* _WORK ORDER_: The lines to return are those below that contain the word "name".

*** TASK MATERIAL ***

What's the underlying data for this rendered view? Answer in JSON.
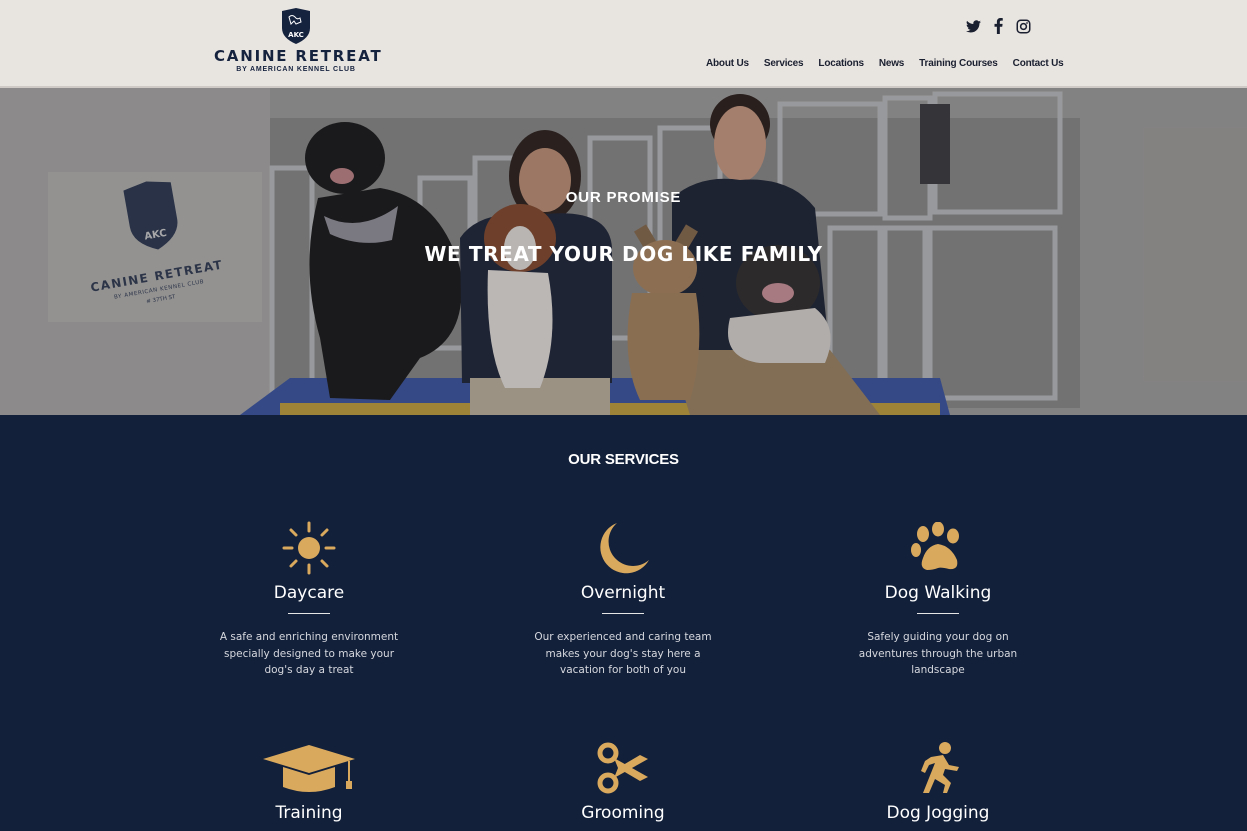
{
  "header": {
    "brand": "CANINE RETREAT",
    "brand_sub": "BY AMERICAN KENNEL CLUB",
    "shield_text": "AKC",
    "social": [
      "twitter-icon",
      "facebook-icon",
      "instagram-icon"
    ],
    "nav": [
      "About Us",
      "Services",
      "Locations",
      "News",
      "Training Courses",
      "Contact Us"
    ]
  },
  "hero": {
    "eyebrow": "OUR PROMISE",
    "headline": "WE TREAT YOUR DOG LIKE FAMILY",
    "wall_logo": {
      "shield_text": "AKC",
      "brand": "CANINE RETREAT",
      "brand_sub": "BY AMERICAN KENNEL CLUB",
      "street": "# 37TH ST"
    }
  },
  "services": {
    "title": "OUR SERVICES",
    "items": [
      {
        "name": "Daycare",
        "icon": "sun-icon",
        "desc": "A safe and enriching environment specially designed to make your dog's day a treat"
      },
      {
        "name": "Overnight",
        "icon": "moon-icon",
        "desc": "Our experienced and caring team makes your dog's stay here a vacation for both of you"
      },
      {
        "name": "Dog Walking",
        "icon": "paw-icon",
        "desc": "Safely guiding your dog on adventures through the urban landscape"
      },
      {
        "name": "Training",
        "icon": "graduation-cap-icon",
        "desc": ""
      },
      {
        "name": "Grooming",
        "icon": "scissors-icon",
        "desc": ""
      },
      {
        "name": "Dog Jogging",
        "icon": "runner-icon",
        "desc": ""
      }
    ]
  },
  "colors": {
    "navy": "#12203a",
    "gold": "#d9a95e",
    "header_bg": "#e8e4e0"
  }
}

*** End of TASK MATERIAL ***
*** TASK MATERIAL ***

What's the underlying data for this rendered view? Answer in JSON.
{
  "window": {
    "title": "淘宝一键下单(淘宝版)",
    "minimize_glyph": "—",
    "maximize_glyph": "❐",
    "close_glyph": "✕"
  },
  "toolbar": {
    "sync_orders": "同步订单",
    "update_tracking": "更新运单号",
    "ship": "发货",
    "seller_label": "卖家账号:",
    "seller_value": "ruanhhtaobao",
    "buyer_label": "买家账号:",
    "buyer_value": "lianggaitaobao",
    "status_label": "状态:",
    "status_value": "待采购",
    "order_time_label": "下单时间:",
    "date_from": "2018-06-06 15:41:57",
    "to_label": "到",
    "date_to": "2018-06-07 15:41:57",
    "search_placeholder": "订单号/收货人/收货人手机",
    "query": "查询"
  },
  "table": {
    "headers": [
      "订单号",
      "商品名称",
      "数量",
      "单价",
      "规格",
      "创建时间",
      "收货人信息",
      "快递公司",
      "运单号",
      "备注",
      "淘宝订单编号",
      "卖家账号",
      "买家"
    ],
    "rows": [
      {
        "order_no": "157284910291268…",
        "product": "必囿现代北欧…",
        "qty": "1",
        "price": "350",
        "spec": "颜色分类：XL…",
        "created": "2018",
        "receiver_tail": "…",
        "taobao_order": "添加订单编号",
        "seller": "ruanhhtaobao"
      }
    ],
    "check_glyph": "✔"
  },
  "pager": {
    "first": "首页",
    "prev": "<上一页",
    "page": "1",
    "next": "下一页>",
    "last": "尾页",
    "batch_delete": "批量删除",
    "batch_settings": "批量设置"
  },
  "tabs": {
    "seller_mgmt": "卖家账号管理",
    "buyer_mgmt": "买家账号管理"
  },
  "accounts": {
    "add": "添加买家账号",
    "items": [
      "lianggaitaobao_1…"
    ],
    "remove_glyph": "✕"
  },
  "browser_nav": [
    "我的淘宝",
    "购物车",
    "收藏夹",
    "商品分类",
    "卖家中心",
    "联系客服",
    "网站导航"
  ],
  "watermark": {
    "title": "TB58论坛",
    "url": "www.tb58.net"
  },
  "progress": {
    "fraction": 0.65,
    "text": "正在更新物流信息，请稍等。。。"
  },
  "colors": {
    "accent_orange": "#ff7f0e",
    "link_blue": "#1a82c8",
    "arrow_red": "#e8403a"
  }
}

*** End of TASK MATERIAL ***

* _OUTPUT FOR THIS EXERCISE_:
        "name": "Daycare",
        "name": "Overnight",
        "name": "Dog Walking",
        "name": "Training",
        "name": "Grooming",
        "name": "Dog Jogging",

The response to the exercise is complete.